Lesson 3 of 6
In Progress

Background of Nehemiah

Ezra-Nehemiah (one book in the earliest manuscripts) helped the Jewish community in Jerusalem understand who they were, after the return from exile to Babylon and at the beginning of Second Temple Judaism.

The disastrous events of 587 B.C.E. – the destruction of the temple, the end of the Davidic monarchy and Israel as a political entity–climaxing with the deportation of the upper-class population to Babylon–had necessitated a radical reassessment of Israel’s identity and relationship with God. What did the crises say about them? Had they been abandoned? Were the gods of Babylon victorious or was God responsible for their situation? Would they be delivered from exile? Israel’s answers to these questions in exile had been largely negative, interpreting the events as God’s judgment on an unrepentant Israel in fulfillment of the prophetic warnings of the past, especially those of Second Isaiah:

“Who gave up Jacob to the spoiler, and Israel to the robbers? Was it not the Lord, against whom we have sinned, in whose ways they would not walk, and whose law they would not obey?” (Isaiah 42:24).

But Zion said, “The LORD has forsaken me, my Lord has forgotten me” (Isaiah 49:14).

Eventually, however, they began to accept the onus for judgment and exile, and realized that this was not God’s final word. Once again, the proclamation of Second Isaiah was formative, this time as a message of hope. The community addressed by Ezra-Nehemiah, the sons and daughters of those who had returned and experienced the first fruits of that hope, needed to discover who they were and to be encouraged in the situations they now faced. They needed to be reminded of the institutions that had been developing for many years and to see that their identity and continuity with the past was nurtured and sustained through such endeavors.

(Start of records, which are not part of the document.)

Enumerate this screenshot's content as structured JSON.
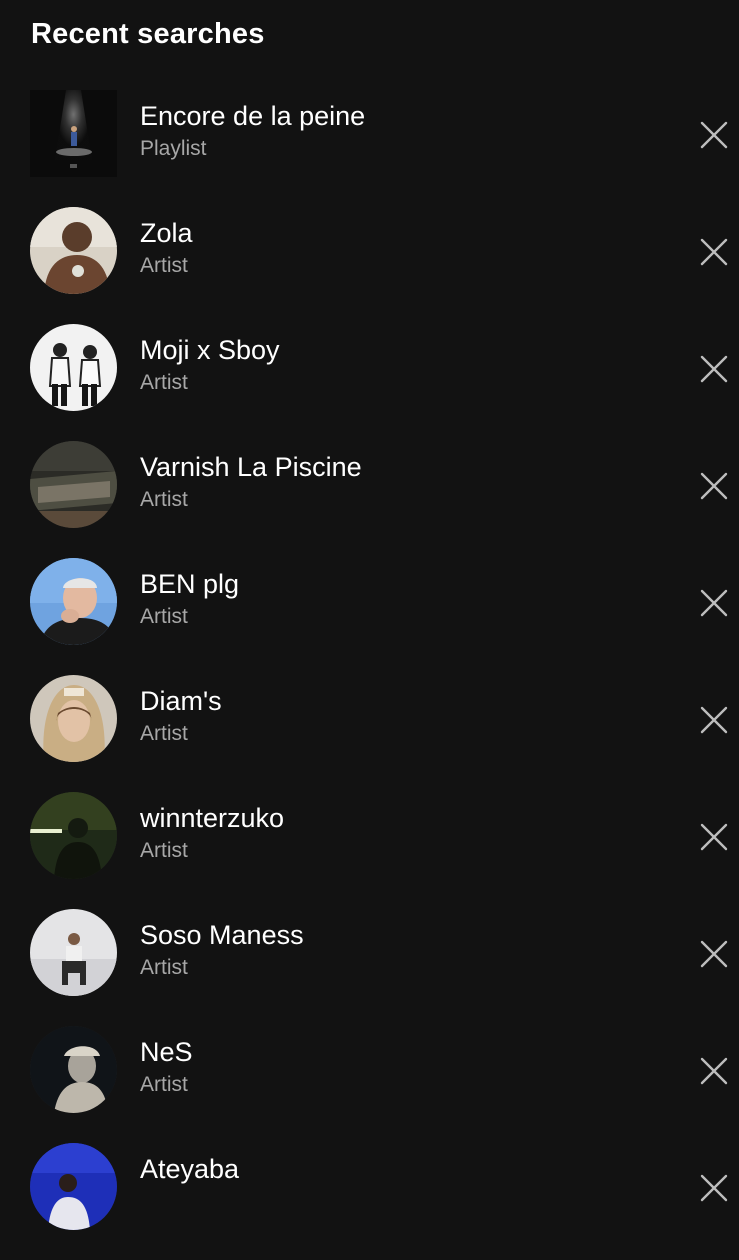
{
  "header": {
    "title": "Recent searches"
  },
  "colors": {
    "background": "#121212",
    "primary_text": "#ffffff",
    "secondary_text": "#a7a7a7"
  },
  "icons": {
    "remove": "close-icon"
  },
  "items": [
    {
      "name": "Encore de la peine",
      "type": "Playlist"
    },
    {
      "name": "Zola",
      "type": "Artist"
    },
    {
      "name": "Moji x Sboy",
      "type": "Artist"
    },
    {
      "name": "Varnish La Piscine",
      "type": "Artist"
    },
    {
      "name": "BEN plg",
      "type": "Artist"
    },
    {
      "name": "Diam's",
      "type": "Artist"
    },
    {
      "name": "winnterzuko",
      "type": "Artist"
    },
    {
      "name": "Soso Maness",
      "type": "Artist"
    },
    {
      "name": "NeS",
      "type": "Artist"
    },
    {
      "name": "Ateyaba",
      "type": ""
    }
  ]
}
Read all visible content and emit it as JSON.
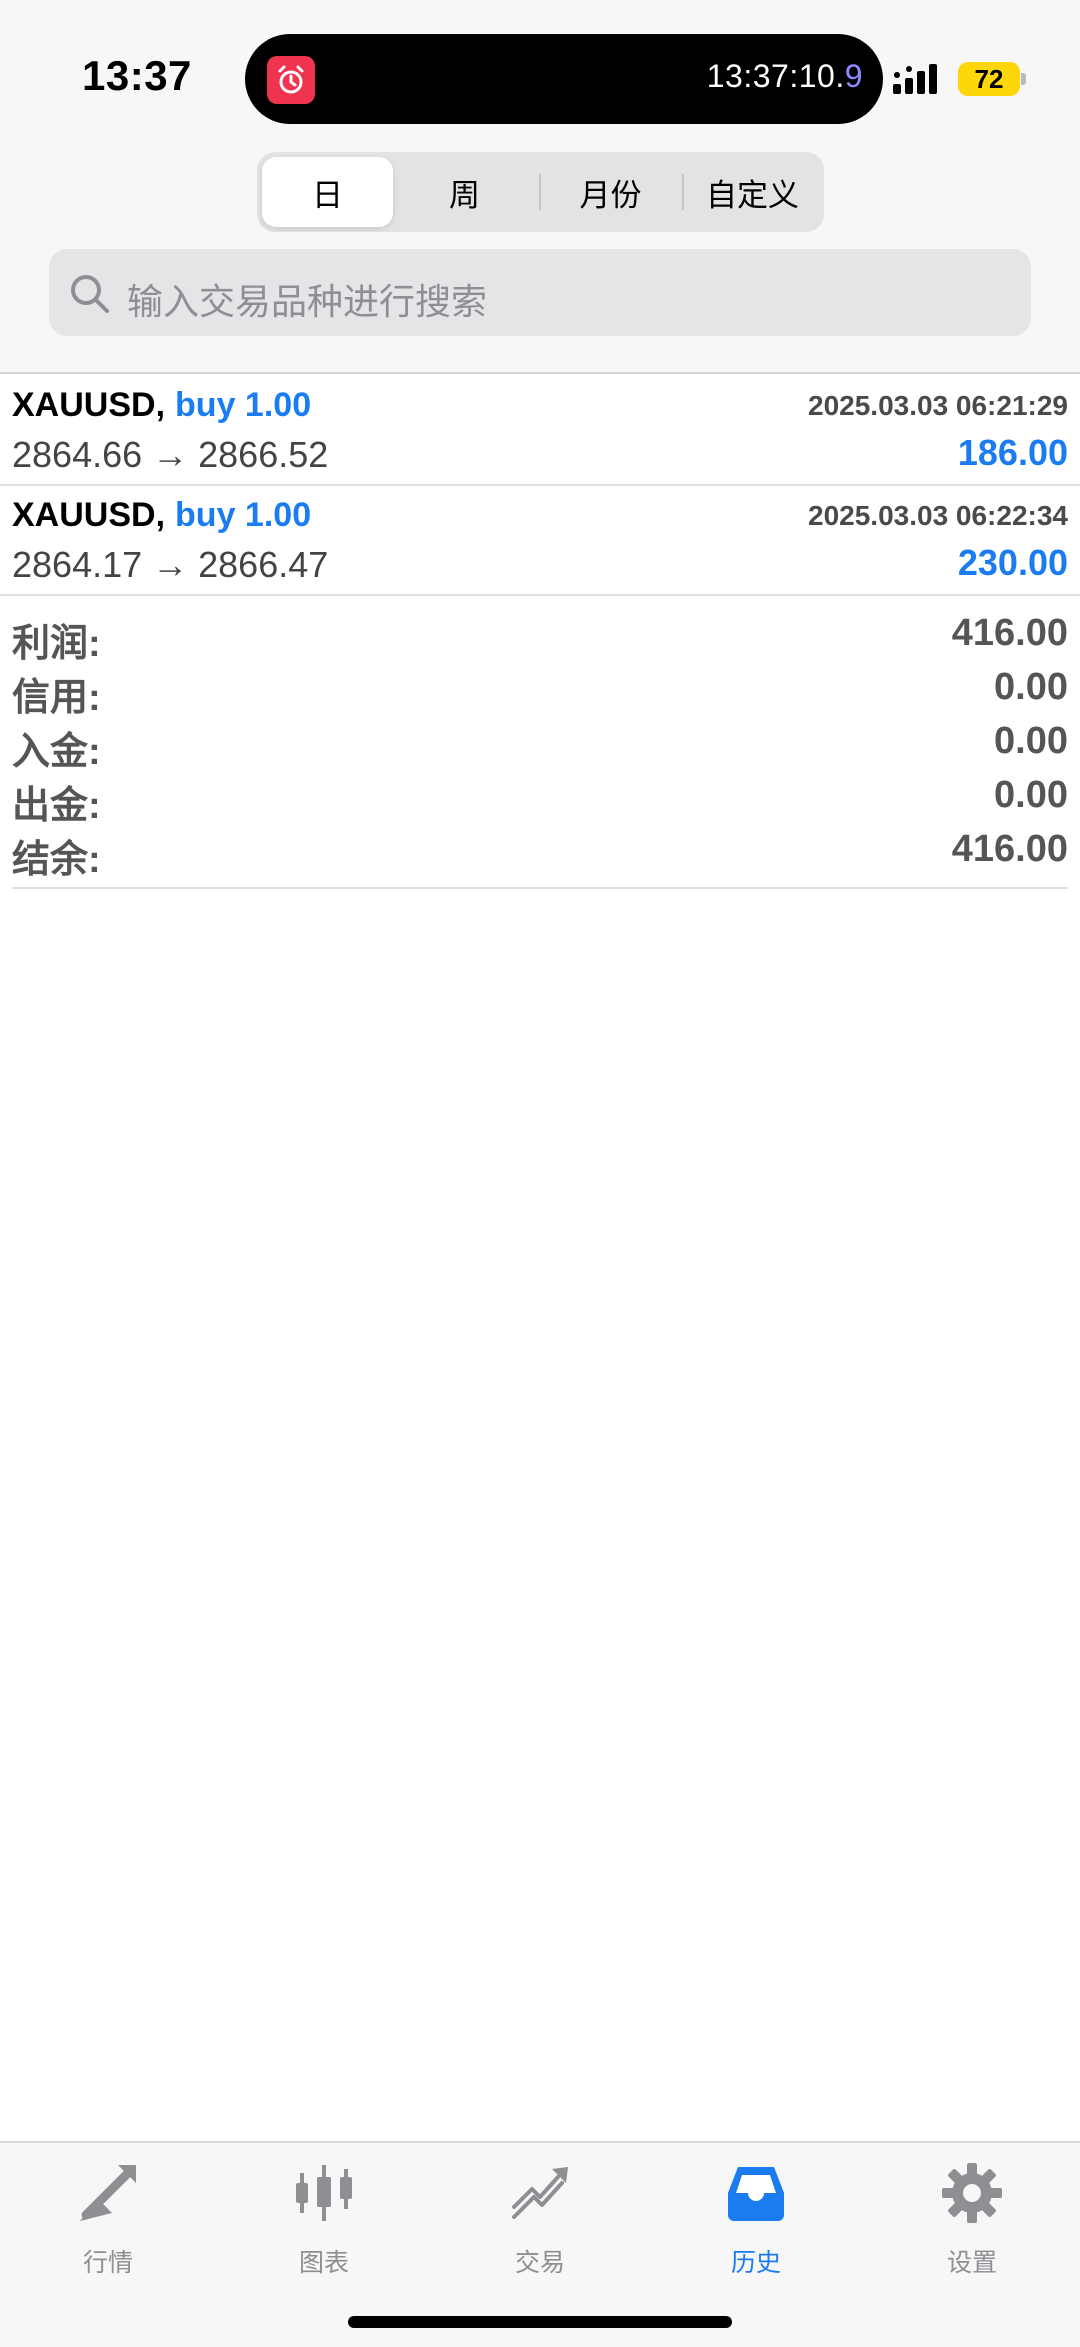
{
  "status_bar": {
    "time": "13:37",
    "island_timer_main": "13:37:10.",
    "island_timer_last": "9",
    "battery": "72",
    "alarm_icon": "alarm-clock-icon",
    "accent_alarm": "#f0334f",
    "battery_color": "#ffd60a"
  },
  "period_tabs": [
    {
      "label": "日",
      "active": true
    },
    {
      "label": "周",
      "active": false
    },
    {
      "label": "月份",
      "active": false
    },
    {
      "label": "自定义",
      "active": false
    }
  ],
  "search": {
    "placeholder": "输入交易品种进行搜索",
    "icon": "search-icon"
  },
  "trades": [
    {
      "symbol": "XAUUSD,",
      "action": "buy 1.00",
      "time": "2025.03.03 06:21:29",
      "prices": "2864.66 → 2866.52",
      "profit": "186.00"
    },
    {
      "symbol": "XAUUSD,",
      "action": "buy 1.00",
      "time": "2025.03.03 06:22:34",
      "prices": "2864.17 → 2866.47",
      "profit": "230.00"
    }
  ],
  "summary": [
    {
      "label": "利润:",
      "value": "416.00"
    },
    {
      "label": "信用:",
      "value": "0.00"
    },
    {
      "label": "入金:",
      "value": "0.00"
    },
    {
      "label": "出金:",
      "value": "0.00"
    },
    {
      "label": "结余:",
      "value": "416.00"
    }
  ],
  "tabbar": [
    {
      "label": "行情",
      "icon": "quotes-arrows-icon",
      "active": false
    },
    {
      "label": "图表",
      "icon": "candlestick-chart-icon",
      "active": false
    },
    {
      "label": "交易",
      "icon": "trade-trend-icon",
      "active": false
    },
    {
      "label": "历史",
      "icon": "history-inbox-icon",
      "active": true
    },
    {
      "label": "设置",
      "icon": "gear-icon",
      "active": false
    }
  ],
  "colors": {
    "accent": "#1a7cf0",
    "inactive_tab": "#8e8e93"
  }
}
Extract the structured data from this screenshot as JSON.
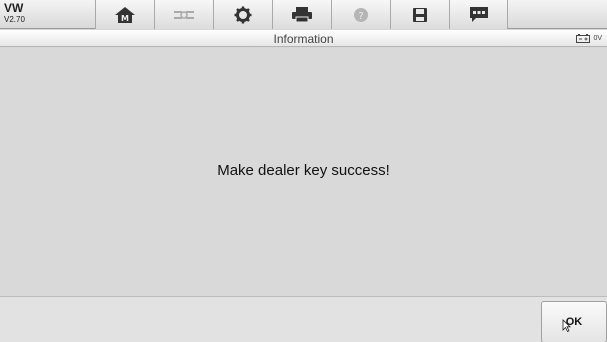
{
  "vehicle": {
    "make": "VW",
    "version": "V2.70"
  },
  "toolbar": {
    "buttons": [
      {
        "icon": "home-icon"
      },
      {
        "icon": "vehicle-swap-icon"
      },
      {
        "icon": "gear-icon"
      },
      {
        "icon": "printer-icon"
      },
      {
        "icon": "help-icon"
      },
      {
        "icon": "save-icon"
      },
      {
        "icon": "message-icon"
      }
    ]
  },
  "titlebar": {
    "title": "Information",
    "battery_voltage": "0V"
  },
  "content": {
    "message": "Make dealer key success!"
  },
  "footer": {
    "ok_label": "OK"
  },
  "colors": {
    "background": "#d9d9d9",
    "toolbar": "#e6e6e6"
  }
}
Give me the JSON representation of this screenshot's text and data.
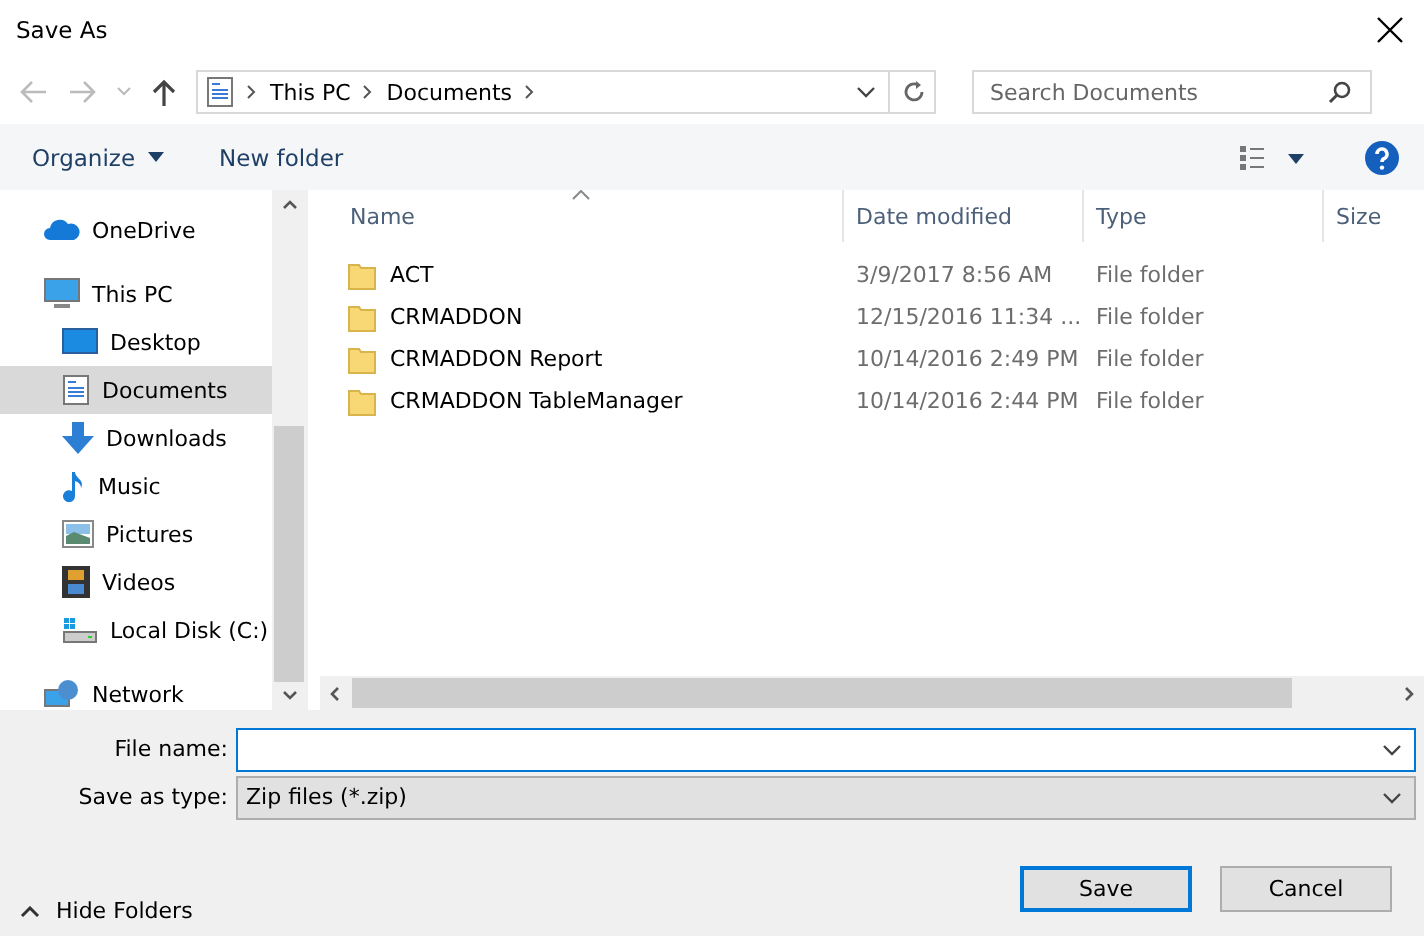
{
  "window": {
    "title": "Save As"
  },
  "address": {
    "crumbs": [
      "This PC",
      "Documents"
    ]
  },
  "search": {
    "placeholder": "Search Documents"
  },
  "toolbar": {
    "organize": "Organize",
    "new_folder": "New folder"
  },
  "sidebar": {
    "items": [
      {
        "label": "OneDrive",
        "kind": "cloud",
        "selected": false
      },
      {
        "label": "This PC",
        "kind": "computer",
        "selected": false,
        "children": [
          {
            "label": "Desktop",
            "kind": "desktop",
            "selected": false
          },
          {
            "label": "Documents",
            "kind": "document",
            "selected": true
          },
          {
            "label": "Downloads",
            "kind": "download",
            "selected": false
          },
          {
            "label": "Music",
            "kind": "music",
            "selected": false
          },
          {
            "label": "Pictures",
            "kind": "picture",
            "selected": false
          },
          {
            "label": "Videos",
            "kind": "video",
            "selected": false
          },
          {
            "label": "Local Disk (C:)",
            "kind": "disk",
            "selected": false
          }
        ]
      },
      {
        "label": "Network",
        "kind": "network",
        "selected": false
      }
    ]
  },
  "table": {
    "columns": [
      "Name",
      "Date modified",
      "Type",
      "Size"
    ],
    "rows": [
      {
        "name": "ACT",
        "date": "3/9/2017 8:56 AM",
        "type": "File folder"
      },
      {
        "name": "CRMADDON",
        "date": "12/15/2016 11:34 ...",
        "type": "File folder"
      },
      {
        "name": "CRMADDON Report",
        "date": "10/14/2016 2:49 PM",
        "type": "File folder"
      },
      {
        "name": "CRMADDON TableManager",
        "date": "10/14/2016 2:44 PM",
        "type": "File folder"
      }
    ]
  },
  "form": {
    "file_name_label": "File name:",
    "save_type_label": "Save as type:",
    "save_type": "Zip files (*.zip)"
  },
  "hide_folders": "Hide Folders",
  "buttons": {
    "save": "Save",
    "cancel": "Cancel"
  }
}
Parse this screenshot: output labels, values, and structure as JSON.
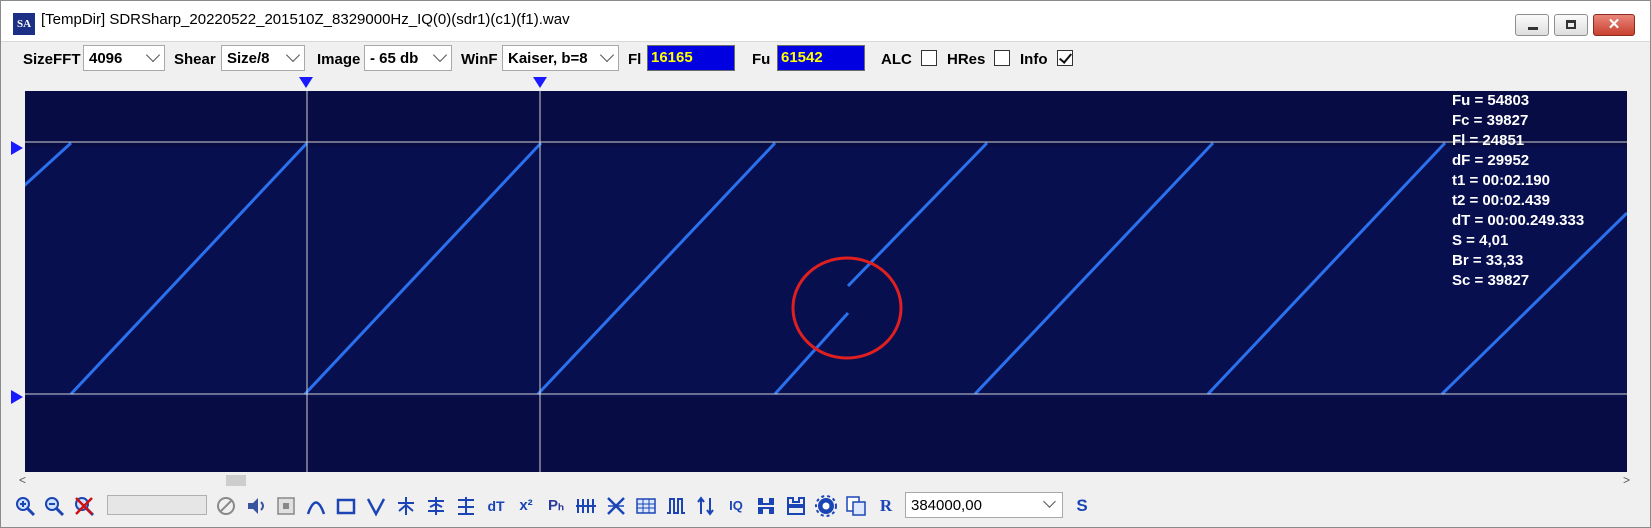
{
  "window": {
    "title": "[TempDir] SDRSharp_20220522_201510Z_8329000Hz_IQ(0)(sdr1)(c1)(f1).wav",
    "app_icon": "SA",
    "close_glyph": "✕"
  },
  "toolbar": {
    "sizefft": {
      "label": "SizeFFT",
      "value": "4096"
    },
    "shear": {
      "label": "Shear",
      "value": "Size/8"
    },
    "image": {
      "label": "Image",
      "value": "- 65 db"
    },
    "winf": {
      "label": "WinF",
      "value": "Kaiser, b=8"
    },
    "fl": {
      "label": "Fl",
      "value": "16165"
    },
    "fu": {
      "label": "Fu",
      "value": "61542"
    },
    "alc": {
      "label": "ALC",
      "checked": false
    },
    "hres": {
      "label": "HRes",
      "checked": false
    },
    "info": {
      "label": "Info",
      "checked": true
    }
  },
  "info_panel": [
    "Fu = 54803",
    "Fc = 39827",
    "Fl = 24851",
    "dF = 29952",
    "t1 = 00:02.190",
    "t2 = 00:02.439",
    "dT = 00:00.249.333",
    "S = 4,01",
    "Br = 33,33",
    "Sc = 39827"
  ],
  "scroll": {
    "left_arrow": "<",
    "right_arrow": ">"
  },
  "bottombar": {
    "sample_rate": "384000,00",
    "icons": [
      "zoom-in-icon",
      "zoom-out-icon",
      "zoom-reset-icon",
      "disabled-icon",
      "speaker-icon",
      "stop-icon",
      "fm-icon",
      "rect-icon",
      "v-icon",
      "tune-icon",
      "tune2-icon",
      "tune3-icon",
      "dt-icon",
      "x2-icon",
      "ph-icon",
      "bars-icon",
      "cross-icon",
      "grid-icon",
      "pulse-icon",
      "arrows-icon",
      "iq-icon",
      "pattern1-icon",
      "pattern2-icon",
      "gear-icon",
      "copy-icon",
      "r-icon",
      "s-icon"
    ],
    "icon_glyphs": {
      "dt": "dT",
      "x2": "x²",
      "ph": "Pₕ",
      "iq": "IQ",
      "r": "R",
      "s": "S"
    }
  },
  "colors": {
    "spectro_bg": "#060a3c",
    "trace": "#2f7bff",
    "marker": "#1a1aff",
    "annotation_circle": "#e02020",
    "fl_fu_bg": "#0000e0",
    "fl_fu_text": "#ffff00"
  }
}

Ezra-Nehemiah marked a new beginning (or re-birth) for Israel as a people, nation, and religion.